Bonus: As an analogy for those of you have seen the 1984 film Ghostbusters (which I watched literally every day as a small kid), the add command is somewhat like using your proton accelerator on a ghost (or ghosts), the commit command is a somewhat like pulling the ghost (or ghosts) into the trap, and the push command is somewhat like unloading the trap into the Containment Unit.

F. Submitting Lab 1 #

The last step is to submit your work with Gradescope. Gradescope is the site that you’ll use to submit homework, lab, and project assignments. To sign up for Gradescope (if you haven’t already), head to and click on the white “Sign up for free” button in the middle. You should use your Berkeley email. You should have already been enrolled in our Gradescope page with your Berkeley email. If you have not been added to Gradescope yet, you can refer to our welcome post on Ed for an enrollment code.

Once you’re enrolled in the class on Gradescope, click on “Lab 1: Welcome to Java” to submit your code.

After clicking this button, you’ll be taken to a screen where you select your repository and branch (shown below). The first time you do this, you’ll have to link your GitHub account to Gradescope (similar to what you did on the registration website). Click the “Connect to GitHub” button and follow the instructions.
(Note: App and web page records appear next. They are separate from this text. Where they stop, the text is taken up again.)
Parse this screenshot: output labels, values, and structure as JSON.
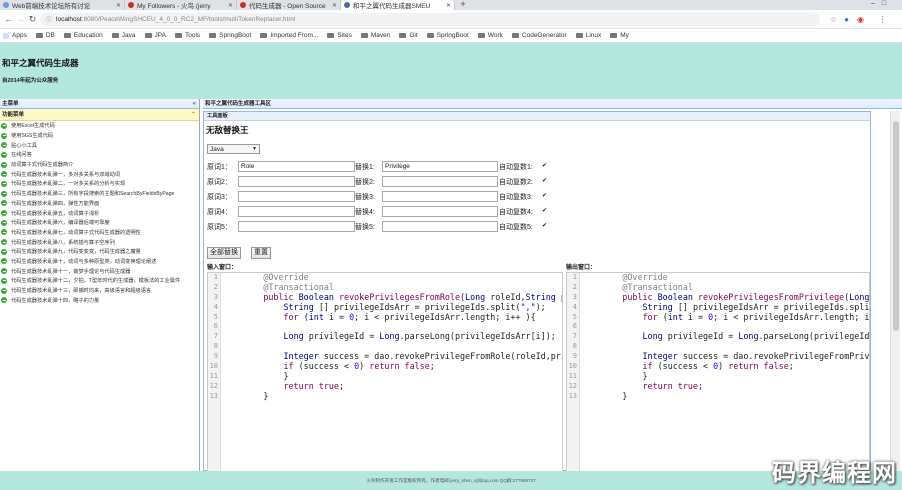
{
  "browser": {
    "tabs": [
      {
        "label": "Web前端技术论坛所有讨论",
        "icon": "generic-page-icon",
        "color": "#6b9bd8"
      },
      {
        "label": "My Followers - 火鸟 (jerry",
        "icon": "csdn-icon",
        "color": "#c9302c"
      },
      {
        "label": "代码生成器 - Open Source",
        "icon": "oschina-icon",
        "color": "#c9302c"
      },
      {
        "label": "和平之翼代码生成器SMEU",
        "icon": "generic-page-icon",
        "color": "#4a6fa5"
      }
    ],
    "active_tab": 3,
    "address": {
      "host": "localhost",
      "path": ":8080/PeaceWingSHCEU_4_0_0_RC2_MF/tools/multiTokenReplacer.html"
    },
    "bookmarks": [
      {
        "label": "Apps",
        "icon": "apps-grid-icon"
      },
      {
        "label": "DB",
        "icon": "folder-icon"
      },
      {
        "label": "Education",
        "icon": "folder-icon"
      },
      {
        "label": "Java",
        "icon": "folder-icon"
      },
      {
        "label": "JPA",
        "icon": "folder-icon"
      },
      {
        "label": "Tools",
        "icon": "folder-icon"
      },
      {
        "label": "SpringBoot",
        "icon": "folder-icon"
      },
      {
        "label": "Imported From...",
        "icon": "folder-icon"
      },
      {
        "label": "Sites",
        "icon": "folder-icon"
      },
      {
        "label": "Maven",
        "icon": "folder-icon"
      },
      {
        "label": "Git",
        "icon": "folder-icon"
      },
      {
        "label": "SpringBoot",
        "icon": "folder-icon"
      },
      {
        "label": "Work",
        "icon": "folder-icon"
      },
      {
        "label": "CodeGenerator",
        "icon": "folder-icon"
      },
      {
        "label": "Linux",
        "icon": "folder-icon"
      },
      {
        "label": "My",
        "icon": "folder-icon"
      }
    ]
  },
  "header": {
    "title": "和平之翼代码生成器",
    "subtitle": "自2014年起为公众服务",
    "background": "#b4e8df"
  },
  "left_panel": {
    "title": "主菜单",
    "menu_header": "功能菜单",
    "items": [
      "使用Excel生成代码",
      "使用SGS生成代码",
      "贴心小工具",
      "在线问答",
      "动词算子式代码生成器简介",
      "代码生成器技术乱弹一，多对多关系与双域动词",
      "代码生成器技术乱弹二，一对多关系的分析与实现",
      "代码生成器技术乱弹三，所有字段搜索的主题和SearchByFieldsByPage",
      "代码生成器技术乱弹四，弹性万能界面",
      "代码生成器技术乱弹五，动词算子浅析",
      "代码生成器技术乱弹六，编译器后端可靠度",
      "代码生成器技术乱弹七，动词算子式代码生成器的透明性",
      "代码生成器技术乱弹八，系统插与算子空序列",
      "代码生成器技术乱弹九，代码变变变，代码生成器之魔量",
      "代码生成器技术乱弹十，动词与多种原型类，动词变换理论阐述",
      "代码生成器技术乱弹十一，做梦手理论与代码生成器",
      "代码生成器技术乱弹十二，夕拍，T型年时代的生成器，模板法的工业属件",
      "代码生成器技术乱弹十三，即捕时均来，高级语言和超级语言",
      "代码生成器技术乱弹十四，略子的力量"
    ]
  },
  "right_panel": {
    "title": "和平之翼代码生成器工具区",
    "tool_title": "工具面板",
    "heading": "无敌替换王",
    "mode_select": "Java",
    "rows": [
      {
        "orig_label": "原词1：",
        "orig_value": "Role",
        "repl_label": "替换1:",
        "repl_value": "Privilege",
        "plural_label": "自动复数1:",
        "checked": "✔"
      },
      {
        "orig_label": "原词2：",
        "orig_value": "",
        "repl_label": "替换2:",
        "repl_value": "",
        "plural_label": "自动复数2:",
        "checked": "✔"
      },
      {
        "orig_label": "原词3：",
        "orig_value": "",
        "repl_label": "替换3:",
        "repl_value": "",
        "plural_label": "自动复数3:",
        "checked": "✔"
      },
      {
        "orig_label": "原词4：",
        "orig_value": "",
        "repl_label": "替换4:",
        "repl_value": "",
        "plural_label": "自动复数4:",
        "checked": "✔"
      },
      {
        "orig_label": "原词5：",
        "orig_value": "",
        "repl_label": "替换5:",
        "repl_value": "",
        "plural_label": "自动复数5:",
        "checked": "✔"
      }
    ],
    "buttons": {
      "replace_all": "全部替换",
      "reset": "重置"
    },
    "input_label": "输入窗口：",
    "output_label": "输出窗口：",
    "line_numbers": [
      "1",
      "2",
      "3",
      "4",
      "5",
      "6",
      "7",
      "8",
      "9",
      "10",
      "11",
      "12",
      "13"
    ],
    "input_code": [
      [
        {
          "c": "ann",
          "t": "        @Override"
        }
      ],
      [
        {
          "c": "ann",
          "t": "        @Transactional"
        }
      ],
      [
        {
          "c": "kw",
          "t": "        public "
        },
        {
          "c": "typ",
          "t": "Boolean "
        },
        {
          "c": "fn",
          "t": "revokePrivilegesFromRole"
        },
        {
          "c": "",
          "t": "("
        },
        {
          "c": "typ",
          "t": "Long "
        },
        {
          "c": "",
          "t": "roleId,"
        },
        {
          "c": "typ",
          "t": "String "
        },
        {
          "c": "",
          "t": "privilegeIds){"
        }
      ],
      [
        {
          "c": "typ",
          "t": "            String "
        },
        {
          "c": "",
          "t": "[] privilegeIdsArr = privilegeIds.split("
        },
        {
          "c": "str",
          "t": "\",\""
        },
        {
          "c": "",
          "t": ");"
        }
      ],
      [
        {
          "c": "kw",
          "t": "            for "
        },
        {
          "c": "",
          "t": "("
        },
        {
          "c": "typ",
          "t": "int "
        },
        {
          "c": "",
          "t": "i = "
        },
        {
          "c": "str",
          "t": "0"
        },
        {
          "c": "",
          "t": "; i < privilegeIdsArr.length; i++ ){"
        }
      ],
      [
        {
          "c": "",
          "t": ""
        }
      ],
      [
        {
          "c": "typ",
          "t": "            Long "
        },
        {
          "c": "",
          "t": "privilegeId = "
        },
        {
          "c": "typ",
          "t": "Long"
        },
        {
          "c": "",
          "t": ".parseLong(privilegeIdsArr[i]);"
        }
      ],
      [
        {
          "c": "",
          "t": ""
        }
      ],
      [
        {
          "c": "typ",
          "t": "            Integer "
        },
        {
          "c": "",
          "t": "success = dao.revokePrivilegeFromRole(roleId,privilegeId);"
        }
      ],
      [
        {
          "c": "kw",
          "t": "            if "
        },
        {
          "c": "",
          "t": "(success < "
        },
        {
          "c": "str",
          "t": "0"
        },
        {
          "c": "",
          "t": ") "
        },
        {
          "c": "kw",
          "t": "return false"
        },
        {
          "c": "",
          "t": ";"
        }
      ],
      [
        {
          "c": "",
          "t": "            }"
        }
      ],
      [
        {
          "c": "kw",
          "t": "            return true"
        },
        {
          "c": "",
          "t": ";"
        }
      ],
      [
        {
          "c": "",
          "t": "        }"
        }
      ]
    ],
    "output_code": [
      [
        {
          "c": "ann",
          "t": "        @Override"
        }
      ],
      [
        {
          "c": "ann",
          "t": "        @Transactional"
        }
      ],
      [
        {
          "c": "kw",
          "t": "        public "
        },
        {
          "c": "typ",
          "t": "Boolean "
        },
        {
          "c": "fn",
          "t": "revokePrivilegesFromPrivilege"
        },
        {
          "c": "",
          "t": "("
        },
        {
          "c": "typ",
          "t": "Long "
        },
        {
          "c": "",
          "t": "privilegeId,"
        }
      ],
      [
        {
          "c": "typ",
          "t": "            String "
        },
        {
          "c": "",
          "t": "[] privilegeIdsArr = privilegeIds.split("
        },
        {
          "c": "str",
          "t": "\",\""
        },
        {
          "c": "",
          "t": ");"
        }
      ],
      [
        {
          "c": "kw",
          "t": "            for "
        },
        {
          "c": "",
          "t": "("
        },
        {
          "c": "typ",
          "t": "int "
        },
        {
          "c": "",
          "t": "i = "
        },
        {
          "c": "str",
          "t": "0"
        },
        {
          "c": "",
          "t": "; i < privilegeIdsArr.length; i++"
        }
      ],
      [
        {
          "c": "",
          "t": ""
        }
      ],
      [
        {
          "c": "typ",
          "t": "            Long "
        },
        {
          "c": "",
          "t": "privilegeId = "
        },
        {
          "c": "typ",
          "t": "Long"
        },
        {
          "c": "",
          "t": ".parseLong(privilegeIdsArr[i]);"
        }
      ],
      [
        {
          "c": "",
          "t": ""
        }
      ],
      [
        {
          "c": "typ",
          "t": "            Integer "
        },
        {
          "c": "",
          "t": "success = dao.revokePrivilegeFromPrivilege(privilegeId,privilegeId);"
        }
      ],
      [
        {
          "c": "kw",
          "t": "            if "
        },
        {
          "c": "",
          "t": "(success < "
        },
        {
          "c": "str",
          "t": "0"
        },
        {
          "c": "",
          "t": ") "
        },
        {
          "c": "kw",
          "t": "return false"
        },
        {
          "c": "",
          "t": ";"
        }
      ],
      [
        {
          "c": "",
          "t": "            }"
        }
      ],
      [
        {
          "c": "kw",
          "t": "            return true"
        },
        {
          "c": "",
          "t": ";"
        }
      ],
      [
        {
          "c": "",
          "t": "        }"
        }
      ]
    ]
  },
  "footer": {
    "text": "火鸟制作开发工作室版权所有。作者电邮:jerry_shen_sjf@qq.com QQ群:277689737"
  },
  "watermark": "码界编程网"
}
Now select your repository and branch. If your repository is “sp21-s57”, you’ll select “sp21-s57” in the top box, and in the bottom box you’ll pick “master”.

Later, you can create your own “branches” (as described in a later optional part of a 61Blab) if you want those graded instead, though that won’t be required in 61B.
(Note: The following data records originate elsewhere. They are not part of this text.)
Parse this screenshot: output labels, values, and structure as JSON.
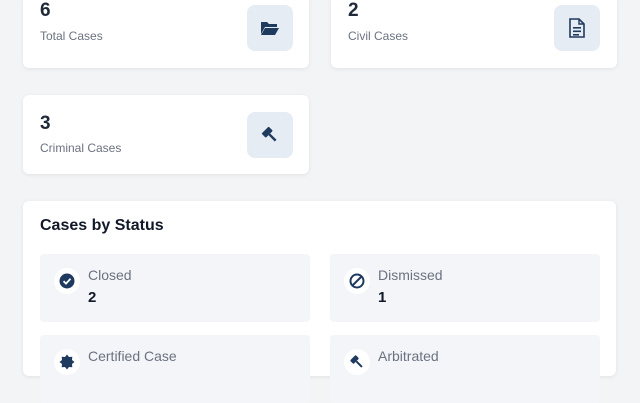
{
  "stats": [
    {
      "count": "6",
      "label": "Total Cases",
      "icon": "folder-open-icon"
    },
    {
      "count": "2",
      "label": "Civil Cases",
      "icon": "document-icon"
    },
    {
      "count": "3",
      "label": "Criminal Cases",
      "icon": "gavel-icon"
    }
  ],
  "status_section": {
    "title": "Cases by Status",
    "items": [
      {
        "label": "Closed",
        "count": "2",
        "icon": "check-circle-icon"
      },
      {
        "label": "Dismissed",
        "count": "1",
        "icon": "ban-icon"
      },
      {
        "label": "Certified Case",
        "count": "",
        "icon": "badge-certificate-icon"
      },
      {
        "label": "Arbitrated",
        "count": "",
        "icon": "gavel-icon"
      }
    ]
  },
  "colors": {
    "icon": "#1e3a5f",
    "icon_bg": "#e6ecf3",
    "page_bg": "#f3f4f6"
  }
}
Github Repo and Branch Selection

Now press “Upload” to submit!

Please report any issues you may have to Ed. Entire error messages and/or screenshots are welcome.

Important: We HIGHLY encourage you to make frequent commits! Lack of proper version control will not be considered an excuse for lost work, particularly after the first few weeks.
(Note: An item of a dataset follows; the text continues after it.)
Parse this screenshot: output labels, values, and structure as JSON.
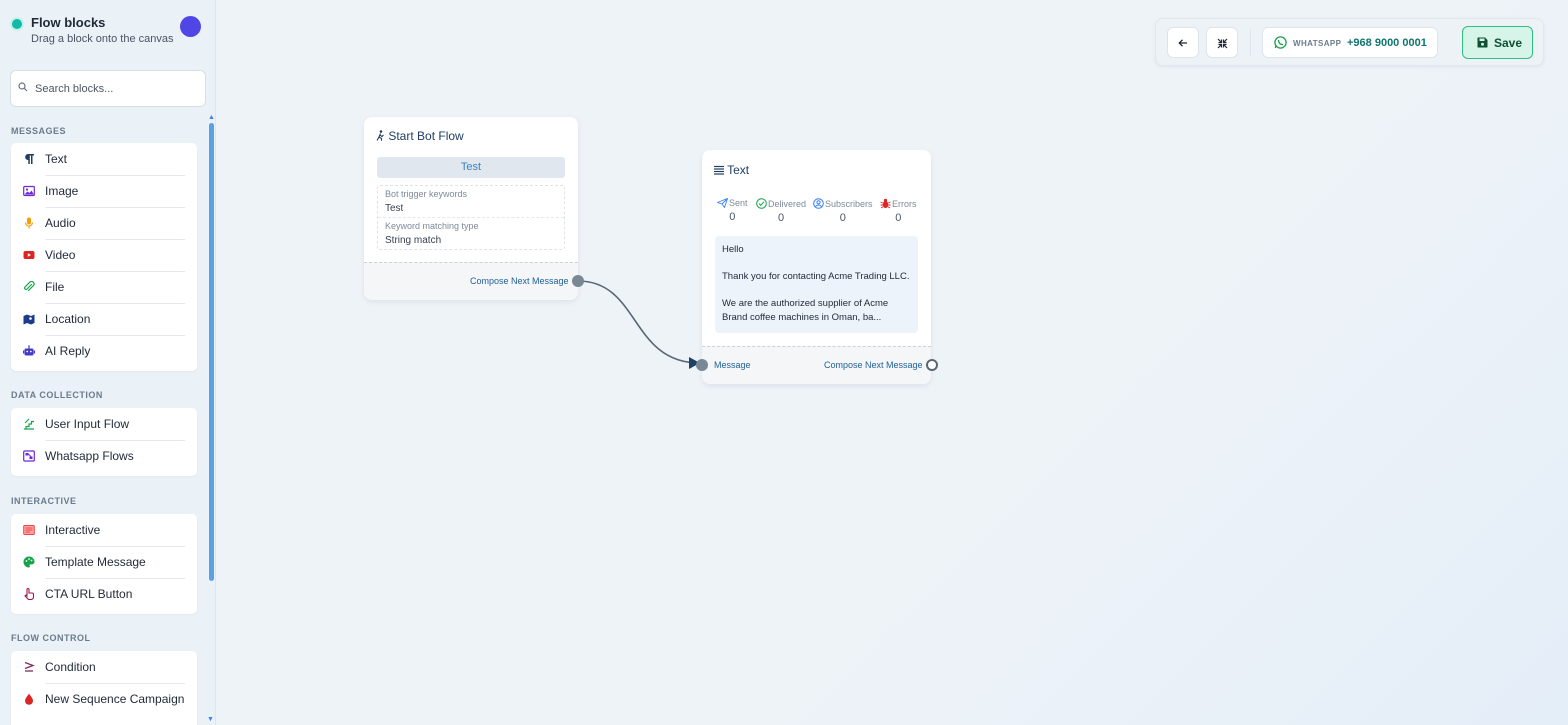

G. Verifying Snaps Installation #

In your terminal, run the following commands, one by one:

git push

Now, in Gradescope, you will see that Lab 1 has another grader called “Lab 1A: Snaps Checkoff”. Click on this button, and choose “Github” under “Submission Method”.

This time, choose your snaps-sp21-s*** repo and NOT your sp21-s*** repo, and hit “Submit”.

If you pass these grader tests, you have set up your computer correctly. Yay! If you didn’t pass this grader, try to repeat the steps in part C of this lab and/or this section more carefully, or come to Office Hours. Passing this grader is required for getting full credit on Lab 1.

Note that this is one of the few times you will make a submission using your Snaps repo, and we will always explicitely tell you to do so when necessary. Otherwise, always work on and submit assignments from your sp21-s*** repo.

Recap #

  1. The IntelliJ IDE is what we’ll be using to run Java code this semester.

  2. Git is a version control system that tracks the history of a set of files in the form of commits.

  3. Commit often and use informative commit messages.

  4. Pull from the skeleton remote repository to get or update starter code for assignments.

  5. Use Gradescope to submit homework, labs, and projects.

Josh Hug’s Color Scheme (Optional) #

I’m not a big fan of the default IntelliJ colors, so I made my own color scheme, which is a very close imitation of the extremely good Sunburst theme for Sublime. To use my theme, download hug_sunburst, and import it using the “File→Manage IDE Settings→Import Settings” option in IntelliJ. You might end up with large text, which I use for recording videos. To adjust the size of the font in Intellij to your liking, see this link.

Last built: 2022-08-20 06:29 UTC